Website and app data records
▶
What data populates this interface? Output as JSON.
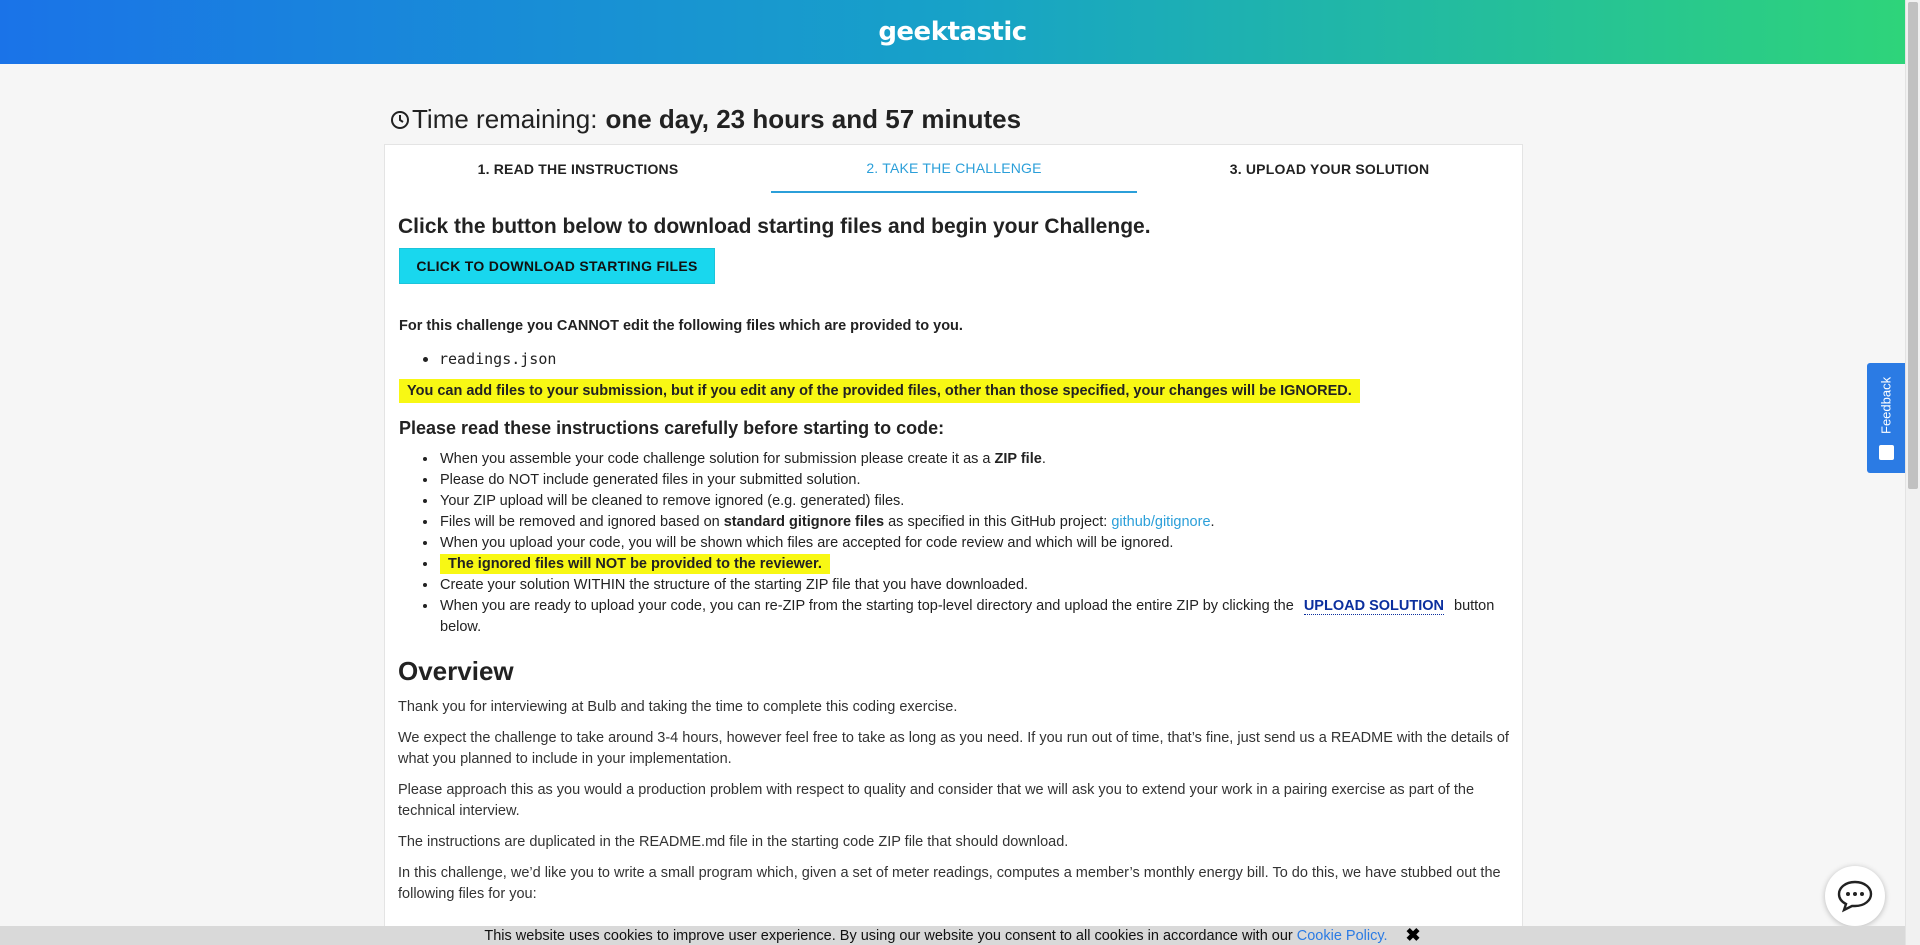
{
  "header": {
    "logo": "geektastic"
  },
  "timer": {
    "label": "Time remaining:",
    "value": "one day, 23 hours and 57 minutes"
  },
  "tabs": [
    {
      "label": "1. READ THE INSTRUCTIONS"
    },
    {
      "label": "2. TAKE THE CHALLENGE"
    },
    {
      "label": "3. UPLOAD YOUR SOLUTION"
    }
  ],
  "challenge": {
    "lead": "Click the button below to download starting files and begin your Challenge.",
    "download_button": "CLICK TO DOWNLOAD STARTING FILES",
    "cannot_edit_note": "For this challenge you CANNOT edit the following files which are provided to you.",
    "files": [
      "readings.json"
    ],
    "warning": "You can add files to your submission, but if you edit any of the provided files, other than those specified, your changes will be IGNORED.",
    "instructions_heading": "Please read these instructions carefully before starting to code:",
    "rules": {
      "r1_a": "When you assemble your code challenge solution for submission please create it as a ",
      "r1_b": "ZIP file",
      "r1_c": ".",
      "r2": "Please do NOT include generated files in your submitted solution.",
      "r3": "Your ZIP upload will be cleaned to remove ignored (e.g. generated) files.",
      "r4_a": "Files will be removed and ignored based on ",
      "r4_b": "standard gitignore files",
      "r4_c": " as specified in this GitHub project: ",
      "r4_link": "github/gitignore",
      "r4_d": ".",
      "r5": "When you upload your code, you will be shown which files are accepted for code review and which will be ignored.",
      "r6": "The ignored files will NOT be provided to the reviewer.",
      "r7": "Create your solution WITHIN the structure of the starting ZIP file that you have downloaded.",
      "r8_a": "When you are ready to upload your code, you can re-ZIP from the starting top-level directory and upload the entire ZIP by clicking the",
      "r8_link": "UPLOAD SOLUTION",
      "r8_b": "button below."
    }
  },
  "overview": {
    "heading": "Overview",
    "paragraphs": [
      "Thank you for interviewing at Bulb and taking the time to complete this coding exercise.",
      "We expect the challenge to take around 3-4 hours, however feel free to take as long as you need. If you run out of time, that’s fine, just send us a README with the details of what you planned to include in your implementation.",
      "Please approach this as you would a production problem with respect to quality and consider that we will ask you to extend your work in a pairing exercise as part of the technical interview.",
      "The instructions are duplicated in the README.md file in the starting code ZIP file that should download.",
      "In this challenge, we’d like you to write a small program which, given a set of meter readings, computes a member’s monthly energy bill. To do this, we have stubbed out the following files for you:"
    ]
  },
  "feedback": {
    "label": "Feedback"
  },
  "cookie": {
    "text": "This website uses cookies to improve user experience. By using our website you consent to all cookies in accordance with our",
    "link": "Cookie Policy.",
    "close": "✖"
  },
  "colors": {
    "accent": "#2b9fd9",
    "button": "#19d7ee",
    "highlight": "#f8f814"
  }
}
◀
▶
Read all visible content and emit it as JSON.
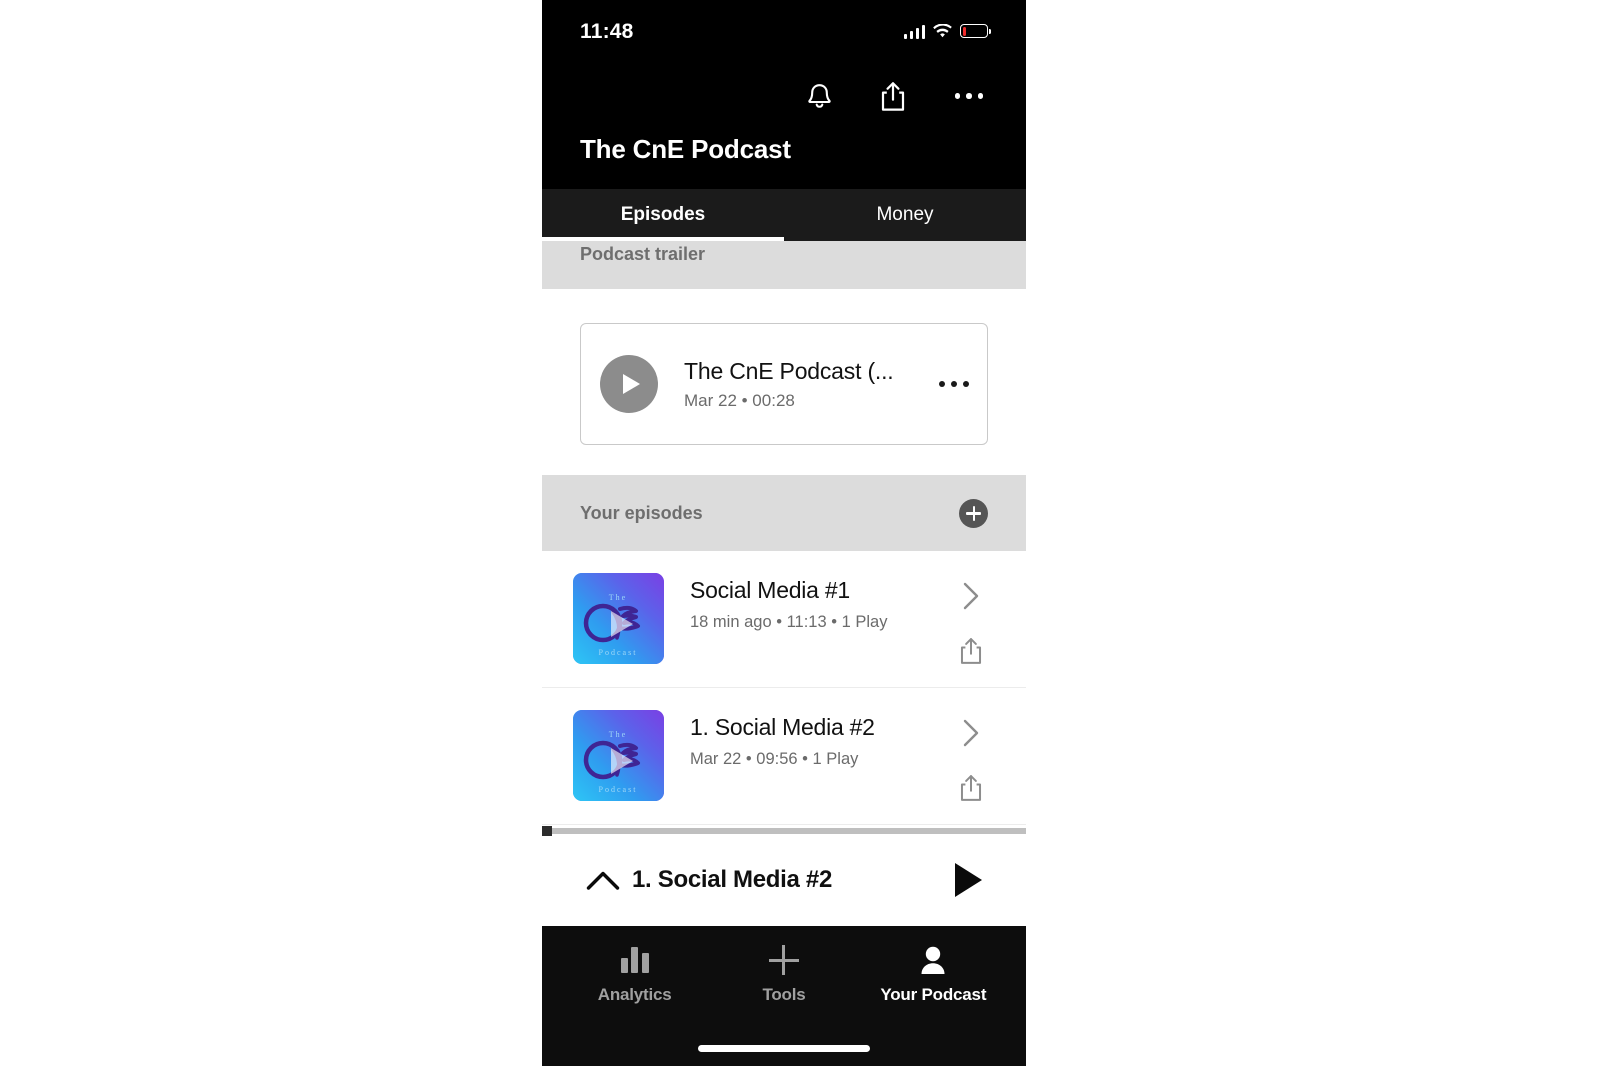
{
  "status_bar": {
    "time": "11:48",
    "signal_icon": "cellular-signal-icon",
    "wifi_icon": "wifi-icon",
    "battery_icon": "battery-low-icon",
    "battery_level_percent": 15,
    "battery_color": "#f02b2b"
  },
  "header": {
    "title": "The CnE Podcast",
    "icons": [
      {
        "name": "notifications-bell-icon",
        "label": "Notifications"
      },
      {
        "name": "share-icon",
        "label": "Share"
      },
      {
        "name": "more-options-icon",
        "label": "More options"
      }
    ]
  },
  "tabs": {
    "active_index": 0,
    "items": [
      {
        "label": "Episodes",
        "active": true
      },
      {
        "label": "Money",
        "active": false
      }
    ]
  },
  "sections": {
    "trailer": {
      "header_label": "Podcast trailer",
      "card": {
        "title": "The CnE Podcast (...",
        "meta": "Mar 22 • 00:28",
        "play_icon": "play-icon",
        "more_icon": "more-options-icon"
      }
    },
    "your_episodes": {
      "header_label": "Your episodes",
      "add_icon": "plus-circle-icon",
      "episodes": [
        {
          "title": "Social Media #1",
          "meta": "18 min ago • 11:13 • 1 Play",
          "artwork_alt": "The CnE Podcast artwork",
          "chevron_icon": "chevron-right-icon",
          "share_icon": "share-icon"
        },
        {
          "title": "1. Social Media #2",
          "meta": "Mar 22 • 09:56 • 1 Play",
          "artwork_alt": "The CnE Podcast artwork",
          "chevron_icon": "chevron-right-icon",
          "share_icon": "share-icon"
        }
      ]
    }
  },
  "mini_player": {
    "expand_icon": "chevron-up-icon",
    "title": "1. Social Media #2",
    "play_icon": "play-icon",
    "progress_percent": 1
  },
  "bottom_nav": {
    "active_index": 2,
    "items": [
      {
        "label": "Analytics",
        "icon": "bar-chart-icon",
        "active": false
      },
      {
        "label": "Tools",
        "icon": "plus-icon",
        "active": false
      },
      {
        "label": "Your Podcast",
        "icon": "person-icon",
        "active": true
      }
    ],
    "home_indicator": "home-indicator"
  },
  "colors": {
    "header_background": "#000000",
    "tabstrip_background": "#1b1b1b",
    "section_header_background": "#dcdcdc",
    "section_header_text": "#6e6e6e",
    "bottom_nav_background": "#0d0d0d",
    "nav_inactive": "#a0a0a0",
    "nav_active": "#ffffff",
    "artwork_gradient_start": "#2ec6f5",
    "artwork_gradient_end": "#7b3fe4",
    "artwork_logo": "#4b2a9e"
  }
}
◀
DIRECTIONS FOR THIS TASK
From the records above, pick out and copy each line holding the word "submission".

ANSWER FOR THE TASK
    "warning": "You can add files to your submission, but if you edit any of the provided files, other than those specified, your changes will be IGNORED.",
      "r1_a": "When you assemble your code challenge solution for submission please create it as a ",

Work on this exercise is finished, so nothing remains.